In a study published in the February 2, 2001 issue of the Journal of the American College of Cardiology, 250 patients with shortness of breath who were seen in urgent care and emergency departments had blood samples drawn and BNP levels measured without their attending physicians being informed of the results. Two cardiologists evaluated the patient's clinical data and symptoms to provide a diagnosis. Using the cardiologists' diagnoses as the standard, concentrations of 80 pg/mL BNP were 95% accurate in diagnosing congestive heart failure, and values lower than this were 98% accurate in ruling out the condition. Thirty cases of congestive heart failure diagnosed by the cardiologists were missed by the urgent care physicians, but a BNP test could have brought this figure down to one. Study coauthor Alan S Maisel MD remarked that the test has greater diagnostic accuracy than does the PSA for prostate cancer, mammogram for breast cancer or a PAP smear for cervical cancer. In view of the fact that one study estimated up to 20% of all congestive heart failure cases as being misdiagnosed, the new test will enable urgent care physicians to provide a more rapid, accurate diagnosis for this group of patients.
Drug breaks up crosslinks
A new drug that breaks crosslinks was found to cause a partial reversal of hardening of the blood vessels in primates studied by National Institute of Aging scientists and other researchers. The drug, ALT-711 manufactured by Alteon, Inc, snips the crosslinks created in the body by glycosylation, which is the process by which glucose bonds to collagen, more frequently seen with elevated glucose levels in diabetes. Crosslinks increase with aging, toughening the tissue and contributing to arteriosclerosis, hypertension, heart failure, skin aging, kidney impairment and some diabetic complications.
Lack of COX-2 helps protect mice from stroke damage
Cyclooxygenase-2, or COX-2, is enzyme that is overexpressed in pathological inflammatory states. Inhibition of the enzyme has been found to be helpful in arthritis and some cancers, although not without possible side effects. The January 30 2001 issue of Proceedings of the National Academy of Sciences journal featured an article in which researchers attempted to determine COX-2's role in stroke damage. COX-2 is present in some brain cells and its expression is increased in stroke, seizures, and Alzheimer's dementia, but its effects in the ischemic brain are have not been defined. The researchers created a mouse model in which the gene for COX-2 was nullified and occluded the middle cerebral artery to induce ischemic stroke.

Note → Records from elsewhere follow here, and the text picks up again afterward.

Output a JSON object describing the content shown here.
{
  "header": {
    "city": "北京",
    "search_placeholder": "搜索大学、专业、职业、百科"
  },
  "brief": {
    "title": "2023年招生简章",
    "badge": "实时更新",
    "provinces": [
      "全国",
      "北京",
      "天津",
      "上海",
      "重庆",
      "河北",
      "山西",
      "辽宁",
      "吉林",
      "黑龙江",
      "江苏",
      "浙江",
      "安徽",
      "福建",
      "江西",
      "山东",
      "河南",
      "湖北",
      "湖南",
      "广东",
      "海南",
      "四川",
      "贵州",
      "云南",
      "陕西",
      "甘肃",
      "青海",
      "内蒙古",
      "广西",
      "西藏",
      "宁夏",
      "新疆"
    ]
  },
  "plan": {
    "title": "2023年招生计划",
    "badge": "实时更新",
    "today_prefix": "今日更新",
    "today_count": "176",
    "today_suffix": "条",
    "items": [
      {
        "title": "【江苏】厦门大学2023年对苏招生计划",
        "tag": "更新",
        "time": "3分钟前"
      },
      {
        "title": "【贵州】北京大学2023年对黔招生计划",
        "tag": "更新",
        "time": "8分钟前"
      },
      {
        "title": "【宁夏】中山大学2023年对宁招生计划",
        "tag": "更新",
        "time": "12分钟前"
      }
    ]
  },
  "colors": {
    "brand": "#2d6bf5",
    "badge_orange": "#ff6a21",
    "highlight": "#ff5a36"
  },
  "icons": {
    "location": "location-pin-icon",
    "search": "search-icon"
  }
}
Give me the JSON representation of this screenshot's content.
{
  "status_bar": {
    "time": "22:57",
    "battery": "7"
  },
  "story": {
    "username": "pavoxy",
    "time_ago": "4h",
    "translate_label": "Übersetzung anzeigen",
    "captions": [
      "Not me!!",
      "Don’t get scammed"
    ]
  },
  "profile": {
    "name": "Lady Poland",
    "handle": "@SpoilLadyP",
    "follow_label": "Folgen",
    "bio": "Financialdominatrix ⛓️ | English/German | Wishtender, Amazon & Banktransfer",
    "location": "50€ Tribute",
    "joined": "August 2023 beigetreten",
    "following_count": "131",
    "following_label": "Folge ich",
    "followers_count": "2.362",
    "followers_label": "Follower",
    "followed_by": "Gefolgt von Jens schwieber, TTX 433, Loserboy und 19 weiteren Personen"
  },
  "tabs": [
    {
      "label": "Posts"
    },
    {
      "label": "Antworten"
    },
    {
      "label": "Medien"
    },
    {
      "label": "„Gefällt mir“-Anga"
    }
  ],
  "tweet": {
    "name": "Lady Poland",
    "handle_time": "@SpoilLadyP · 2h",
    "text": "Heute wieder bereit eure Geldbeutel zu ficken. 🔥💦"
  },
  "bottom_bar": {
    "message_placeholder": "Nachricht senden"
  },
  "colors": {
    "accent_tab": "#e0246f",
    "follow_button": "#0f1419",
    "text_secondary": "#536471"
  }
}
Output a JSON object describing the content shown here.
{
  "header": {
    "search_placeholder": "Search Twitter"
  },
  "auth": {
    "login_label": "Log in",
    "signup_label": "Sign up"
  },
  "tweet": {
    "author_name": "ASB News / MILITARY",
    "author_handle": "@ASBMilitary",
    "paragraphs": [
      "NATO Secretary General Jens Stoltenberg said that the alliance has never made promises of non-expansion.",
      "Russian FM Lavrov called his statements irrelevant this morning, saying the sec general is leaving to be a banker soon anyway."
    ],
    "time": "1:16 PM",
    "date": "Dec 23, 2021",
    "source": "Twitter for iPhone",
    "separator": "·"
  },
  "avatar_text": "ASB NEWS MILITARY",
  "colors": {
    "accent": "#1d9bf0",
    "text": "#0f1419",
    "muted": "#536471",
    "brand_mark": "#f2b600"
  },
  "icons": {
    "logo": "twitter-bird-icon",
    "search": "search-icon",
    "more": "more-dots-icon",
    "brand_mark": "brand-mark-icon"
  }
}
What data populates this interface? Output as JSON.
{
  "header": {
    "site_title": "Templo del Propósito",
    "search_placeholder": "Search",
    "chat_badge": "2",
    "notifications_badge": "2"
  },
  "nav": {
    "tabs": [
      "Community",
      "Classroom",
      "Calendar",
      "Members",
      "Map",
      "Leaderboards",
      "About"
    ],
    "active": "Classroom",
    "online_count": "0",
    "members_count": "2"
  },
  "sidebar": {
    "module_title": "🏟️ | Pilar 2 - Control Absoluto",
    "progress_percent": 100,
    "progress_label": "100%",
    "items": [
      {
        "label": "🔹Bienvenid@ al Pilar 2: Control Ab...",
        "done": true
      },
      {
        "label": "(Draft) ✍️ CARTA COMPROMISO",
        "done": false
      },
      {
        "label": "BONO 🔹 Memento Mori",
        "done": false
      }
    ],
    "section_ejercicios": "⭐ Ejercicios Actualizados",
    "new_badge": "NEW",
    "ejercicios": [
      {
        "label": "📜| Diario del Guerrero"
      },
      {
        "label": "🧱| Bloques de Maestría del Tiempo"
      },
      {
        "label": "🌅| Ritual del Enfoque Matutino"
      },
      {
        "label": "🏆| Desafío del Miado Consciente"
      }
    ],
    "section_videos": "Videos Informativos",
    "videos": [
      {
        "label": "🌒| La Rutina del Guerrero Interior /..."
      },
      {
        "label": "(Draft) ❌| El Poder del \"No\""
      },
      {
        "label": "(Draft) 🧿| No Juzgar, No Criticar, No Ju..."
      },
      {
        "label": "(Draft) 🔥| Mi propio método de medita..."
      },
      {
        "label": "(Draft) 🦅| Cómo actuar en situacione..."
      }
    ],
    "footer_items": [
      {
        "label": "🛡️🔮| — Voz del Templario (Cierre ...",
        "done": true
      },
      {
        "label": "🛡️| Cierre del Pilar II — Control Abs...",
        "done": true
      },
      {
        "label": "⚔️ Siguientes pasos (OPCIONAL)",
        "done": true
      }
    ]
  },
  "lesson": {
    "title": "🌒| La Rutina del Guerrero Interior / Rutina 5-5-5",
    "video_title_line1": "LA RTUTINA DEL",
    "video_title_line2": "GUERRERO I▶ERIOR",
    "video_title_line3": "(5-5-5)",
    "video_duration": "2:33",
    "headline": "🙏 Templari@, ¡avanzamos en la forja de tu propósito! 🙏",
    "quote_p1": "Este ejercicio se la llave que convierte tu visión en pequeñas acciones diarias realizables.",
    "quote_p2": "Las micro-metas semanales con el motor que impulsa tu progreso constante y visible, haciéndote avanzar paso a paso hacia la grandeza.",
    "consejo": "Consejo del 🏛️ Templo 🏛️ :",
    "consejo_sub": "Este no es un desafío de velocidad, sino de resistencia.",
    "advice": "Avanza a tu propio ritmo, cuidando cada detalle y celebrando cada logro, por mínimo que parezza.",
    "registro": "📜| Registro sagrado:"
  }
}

The mice lacking the COX-2 gene were found to have a lack of COX-2 expression in their brains upon postmortem examination, as well as a reduction in the inflammatory hormone-like substance prostaglandin E2. Significantly, these mice were found to have a reduction in brain injury as compared to matched control mice who expressed COX-2.